§ WORK ITEM: Every line of the listing below must be printed again exactly, apart from its pictures.

§ DATA TO USE:
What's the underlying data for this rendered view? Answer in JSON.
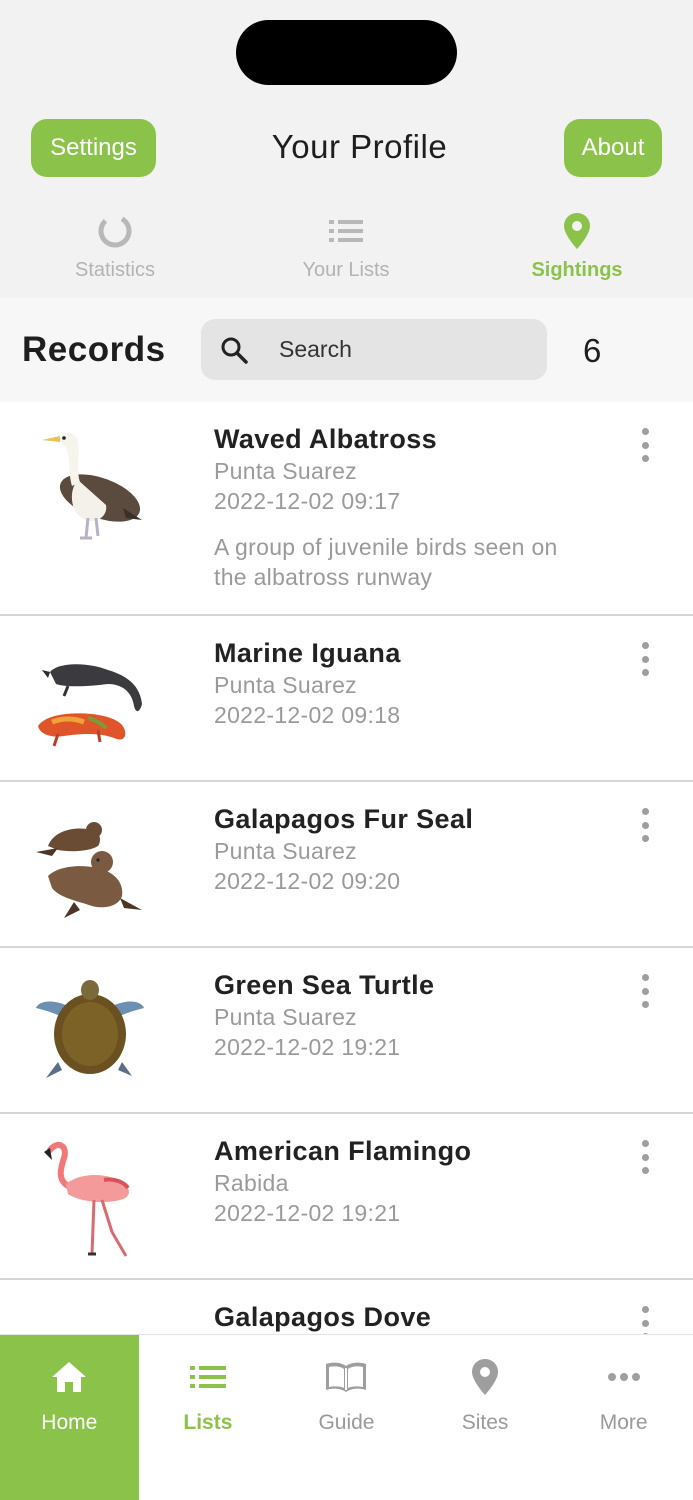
{
  "header": {
    "title": "Your Profile",
    "settings_label": "Settings",
    "about_label": "About"
  },
  "tabs": [
    {
      "label": "Statistics",
      "icon": "circle-progress-icon",
      "active": false
    },
    {
      "label": "Your Lists",
      "icon": "list-icon",
      "active": false
    },
    {
      "label": "Sightings",
      "icon": "map-pin-icon",
      "active": true
    }
  ],
  "records": {
    "title": "Records",
    "search_placeholder": "Search",
    "count": "6"
  },
  "sightings": [
    {
      "name": "Waved Albatross",
      "site": "Punta Suarez",
      "time": "2022-12-02 09:17",
      "note": "A group of juvenile birds seen on the albatross runway",
      "image": "waved-albatross-image"
    },
    {
      "name": "Marine Iguana",
      "site": "Punta Suarez",
      "time": "2022-12-02 09:18",
      "note": "",
      "image": "marine-iguana-image"
    },
    {
      "name": "Galapagos Fur Seal",
      "site": "Punta Suarez",
      "time": "2022-12-02 09:20",
      "note": "",
      "image": "fur-seal-image"
    },
    {
      "name": "Green Sea Turtle",
      "site": "Punta Suarez",
      "time": "2022-12-02 19:21",
      "note": "",
      "image": "sea-turtle-image"
    },
    {
      "name": "American Flamingo",
      "site": "Rabida",
      "time": "2022-12-02 19:21",
      "note": "",
      "image": "flamingo-image"
    },
    {
      "name": "Galapagos Dove",
      "site": "",
      "time": "",
      "note": "",
      "image": "dove-image"
    }
  ],
  "bottom_nav": [
    {
      "label": "Home",
      "icon": "home-icon",
      "active": true
    },
    {
      "label": "Lists",
      "icon": "list-icon"
    },
    {
      "label": "Guide",
      "icon": "book-icon"
    },
    {
      "label": "Sites",
      "icon": "map-pin-icon"
    },
    {
      "label": "More",
      "icon": "more-horizontal-icon"
    }
  ],
  "colors": {
    "accent": "#8bc34a",
    "muted_text": "#9a9a9a",
    "header_bg": "#f2f2f2",
    "search_bg": "#e4e4e4"
  }
}
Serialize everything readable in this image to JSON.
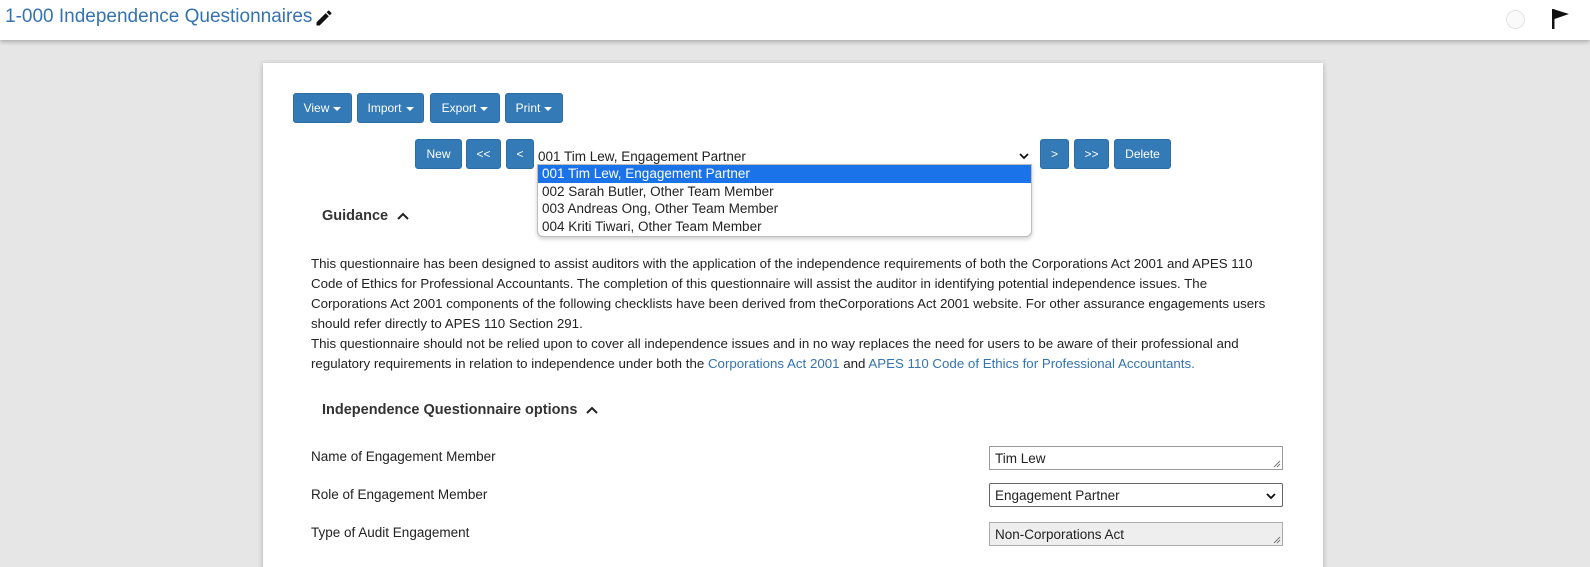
{
  "header": {
    "title": "1-000 Independence Questionnaires",
    "edit_icon": "pencil-icon",
    "status_icon": "circle-status-icon",
    "flag_icon": "flag-icon"
  },
  "toolbar": {
    "view_label": "View",
    "import_label": "Import",
    "export_label": "Export",
    "print_label": "Print"
  },
  "navigator": {
    "new_label": "New",
    "first_label": "<<",
    "prev_label": "<",
    "next_label": ">",
    "last_label": ">>",
    "delete_label": "Delete",
    "selected_record": "001 Tim Lew, Engagement Partner",
    "options": [
      "001 Tim Lew, Engagement Partner",
      "002 Sarah Butler, Other Team Member",
      "003 Andreas Ong, Other Team Member",
      "004 Kriti Tiwari, Other Team Member"
    ]
  },
  "guidance": {
    "heading": "Guidance",
    "paragraph1": "This questionnaire has been designed to assist auditors with the application of the independence requirements of both the Corporations Act 2001 and APES 110 Code of Ethics for Professional Accountants. The completion of this questionnaire will assist the auditor in identifying potential independence issues. The Corporations Act 2001 components of the following checklists have been derived from theCorporations Act 2001 website. For other assurance engagements users should refer directly to APES 110 Section 291.",
    "paragraph2_prefix": "This questionnaire should not be relied upon to cover all independence issues and in no way replaces the need for users to be aware of their professional and regulatory requirements in relation to independence under both the ",
    "link1": "Corporations Act 2001",
    "joiner": " and ",
    "link2": "APES 110 Code of Ethics for Professional Accountants."
  },
  "options_section": {
    "heading": "Independence Questionnaire options",
    "fields": [
      {
        "label": "Name of Engagement Member",
        "value": "Tim Lew"
      },
      {
        "label": "Role of Engagement Member",
        "value": "Engagement Partner"
      },
      {
        "label": "Type of Audit Engagement",
        "value": "Non-Corporations Act"
      }
    ]
  },
  "colors": {
    "primary_button": "#337ab7",
    "link": "#3573b0",
    "selected_option": "#1a73e8"
  }
}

§ RESPONSE TO THE TASK:
What's the underlying data for this rendered view? Answer in JSON.
{
  "header": {
    "title": "Your Profile",
    "settings_label": "Settings",
    "about_label": "About"
  },
  "tabs": [
    {
      "label": "Statistics",
      "icon": "circle-progress-icon",
      "active": false
    },
    {
      "label": "Your Lists",
      "icon": "list-icon",
      "active": false
    },
    {
      "label": "Sightings",
      "icon": "map-pin-icon",
      "active": true
    }
  ],
  "records": {
    "title": "Records",
    "search_placeholder": "Search",
    "count": "6"
  },
  "sightings": [
    {
      "name": "Waved Albatross",
      "site": "Punta Suarez",
      "time": "2022-12-02 09:17",
      "note": "A group of juvenile birds seen on the albatross runway",
      "image": "waved-albatross-image"
    },
    {
      "name": "Marine Iguana",
      "site": "Punta Suarez",
      "time": "2022-12-02 09:18",
      "note": "",
      "image": "marine-iguana-image"
    },
    {
      "name": "Galapagos Fur Seal",
      "site": "Punta Suarez",
      "time": "2022-12-02 09:20",
      "note": "",
      "image": "fur-seal-image"
    },
    {
      "name": "Green Sea Turtle",
      "site": "Punta Suarez",
      "time": "2022-12-02 19:21",
      "note": "",
      "image": "sea-turtle-image"
    },
    {
      "name": "American Flamingo",
      "site": "Rabida",
      "time": "2022-12-02 19:21",
      "note": "",
      "image": "flamingo-image"
    },
    {
      "name": "Galapagos Dove",
      "site": "",
      "time": "",
      "note": "",
      "image": "dove-image"
    }
  ],
  "bottom_nav": [
    {
      "label": "Home",
      "icon": "home-icon",
      "active": true
    },
    {
      "label": "Lists",
      "icon": "list-icon"
    },
    {
      "label": "Guide",
      "icon": "book-icon"
    },
    {
      "label": "Sites",
      "icon": "map-pin-icon"
    },
    {
      "label": "More",
      "icon": "more-horizontal-icon"
    }
  ],
  "colors": {
    "accent": "#8bc34a",
    "muted_text": "#9a9a9a",
    "header_bg": "#f2f2f2",
    "search_bg": "#e4e4e4"
  }
}
Serialize everything readable in this image to JSON.
{
  "header": {
    "title": "1-000 Independence Questionnaires",
    "edit_icon": "pencil-icon",
    "status_icon": "circle-status-icon",
    "flag_icon": "flag-icon"
  },
  "toolbar": {
    "view_label": "View",
    "import_label": "Import",
    "export_label": "Export",
    "print_label": "Print"
  },
  "navigator": {
    "new_label": "New",
    "first_label": "<<",
    "prev_label": "<",
    "next_label": ">",
    "last_label": ">>",
    "delete_label": "Delete",
    "selected_record": "001 Tim Lew, Engagement Partner",
    "options": [
      "001 Tim Lew, Engagement Partner",
      "002 Sarah Butler, Other Team Member",
      "003 Andreas Ong, Other Team Member",
      "004 Kriti Tiwari, Other Team Member"
    ]
  },
  "guidance": {
    "heading": "Guidance",
    "paragraph1": "This questionnaire has been designed to assist auditors with the application of the independence requirements of both the Corporations Act 2001 and APES 110 Code of Ethics for Professional Accountants. The completion of this questionnaire will assist the auditor in identifying potential independence issues. The Corporations Act 2001 components of the following checklists have been derived from theCorporations Act 2001 website. For other assurance engagements users should refer directly to APES 110 Section 291.",
    "paragraph2_prefix": "This questionnaire should not be relied upon to cover all independence issues and in no way replaces the need for users to be aware of their professional and regulatory requirements in relation to independence under both the ",
    "link1": "Corporations Act 2001",
    "joiner": " and ",
    "link2": "APES 110 Code of Ethics for Professional Accountants."
  },
  "options_section": {
    "heading": "Independence Questionnaire options",
    "fields": [
      {
        "label": "Name of Engagement Member",
        "value": "Tim Lew"
      },
      {
        "label": "Role of Engagement Member",
        "value": "Engagement Partner"
      },
      {
        "label": "Type of Audit Engagement",
        "value": "Non-Corporations Act"
      }
    ]
  },
  "colors": {
    "primary_button": "#337ab7",
    "link": "#3573b0",
    "selected_option": "#1a73e8"
  }
}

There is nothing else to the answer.